Chapter: 7 Publications
7.1 R Markdown and knitr
Markdown is a simple, human-readable, language designed to be easily converted into other more practical markup languages such as HTML. A markup language is one where the syntactic elements have implied meaning in terms of how they are organized and displayed. In HTML, these elements are defined with tags, where in Markdown, they are defined by visually friendly syntax.
R Markdown is an extension of this widely used markup language, but the
rmarkdown package helps users create dynamic analysis documents that combine code, rendered output (such as figures), and prose (Allaire et al. 2020). Specifically,

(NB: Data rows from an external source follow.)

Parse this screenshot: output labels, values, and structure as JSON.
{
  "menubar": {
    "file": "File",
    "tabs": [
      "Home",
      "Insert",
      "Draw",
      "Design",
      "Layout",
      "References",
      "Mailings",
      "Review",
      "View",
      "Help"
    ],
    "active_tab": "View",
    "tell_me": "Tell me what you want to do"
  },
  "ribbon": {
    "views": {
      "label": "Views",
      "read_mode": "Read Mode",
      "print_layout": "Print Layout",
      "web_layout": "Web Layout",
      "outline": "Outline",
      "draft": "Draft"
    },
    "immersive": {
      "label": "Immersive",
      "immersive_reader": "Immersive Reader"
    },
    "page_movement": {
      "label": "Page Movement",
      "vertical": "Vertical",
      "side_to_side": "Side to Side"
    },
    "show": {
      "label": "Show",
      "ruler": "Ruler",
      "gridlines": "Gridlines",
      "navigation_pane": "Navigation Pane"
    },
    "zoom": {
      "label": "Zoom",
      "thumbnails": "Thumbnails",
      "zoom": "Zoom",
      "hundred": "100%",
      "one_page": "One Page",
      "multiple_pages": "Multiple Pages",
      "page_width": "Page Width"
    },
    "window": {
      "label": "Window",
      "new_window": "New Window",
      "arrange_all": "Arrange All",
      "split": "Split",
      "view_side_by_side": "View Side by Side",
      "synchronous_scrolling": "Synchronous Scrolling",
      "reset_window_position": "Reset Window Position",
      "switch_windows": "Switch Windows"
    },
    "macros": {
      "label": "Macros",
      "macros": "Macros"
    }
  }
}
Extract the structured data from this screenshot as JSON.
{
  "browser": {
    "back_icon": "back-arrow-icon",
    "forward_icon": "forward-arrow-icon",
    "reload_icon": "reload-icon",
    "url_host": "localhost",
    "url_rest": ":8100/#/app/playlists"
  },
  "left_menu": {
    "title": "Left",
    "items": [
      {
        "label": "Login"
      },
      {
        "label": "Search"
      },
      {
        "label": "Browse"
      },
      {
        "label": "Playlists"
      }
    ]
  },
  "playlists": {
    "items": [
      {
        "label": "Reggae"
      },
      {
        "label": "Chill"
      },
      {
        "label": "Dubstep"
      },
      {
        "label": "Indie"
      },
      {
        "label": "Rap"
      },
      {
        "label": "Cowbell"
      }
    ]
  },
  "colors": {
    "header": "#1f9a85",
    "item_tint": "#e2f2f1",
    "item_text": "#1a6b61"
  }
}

knitr is the engine that makes it possible to combine runnable text and code in a readable document. R Markdown documents can easily be converted to manifold other formats such as HTML, PowerPoint presentations, Word documents, well formatted PDFs, interactive notebooks (compare to Jupyter) and a few others specific to R which we discuss below.
The Definitive Guide to R Markdown(Xie, Allaire, and Grolemund 2018) can be found here.
Vingettes, or so-called “long-form documentation”, is the best way to provide end-to-end examples of your package code to a user. More information about writing vingettes can be found in Chapter 9 of R Packages (Wickham and Bryan 2019).
7.4 Citation Managment
7.4.2 Better BibTeX
Allaire, JJ, Yihui Xie, Jonathan McPherson, Javier Luraschi, Kevin Ushey, Aron Atkins, Hadley Wickham, Joe Cheng, Winston Chang, and Richard Iannone. 2020. Rmarkdown: Dynamic Documents for R. https://CRAN.R-project.org/package=rmarkdown.
Wickham, Hadley, and Jennifer Bryan. 2019. R Packages. https://r-pkgs.org/.
Xie, Yihui, J. J. Allaire, and Garrett Grolemund. 2018. R Markdown: The Definitive Guide. Boca Raton, Florida: Chapman; Hall/CRC. https://bookdown.org/yihui/rmarkdown.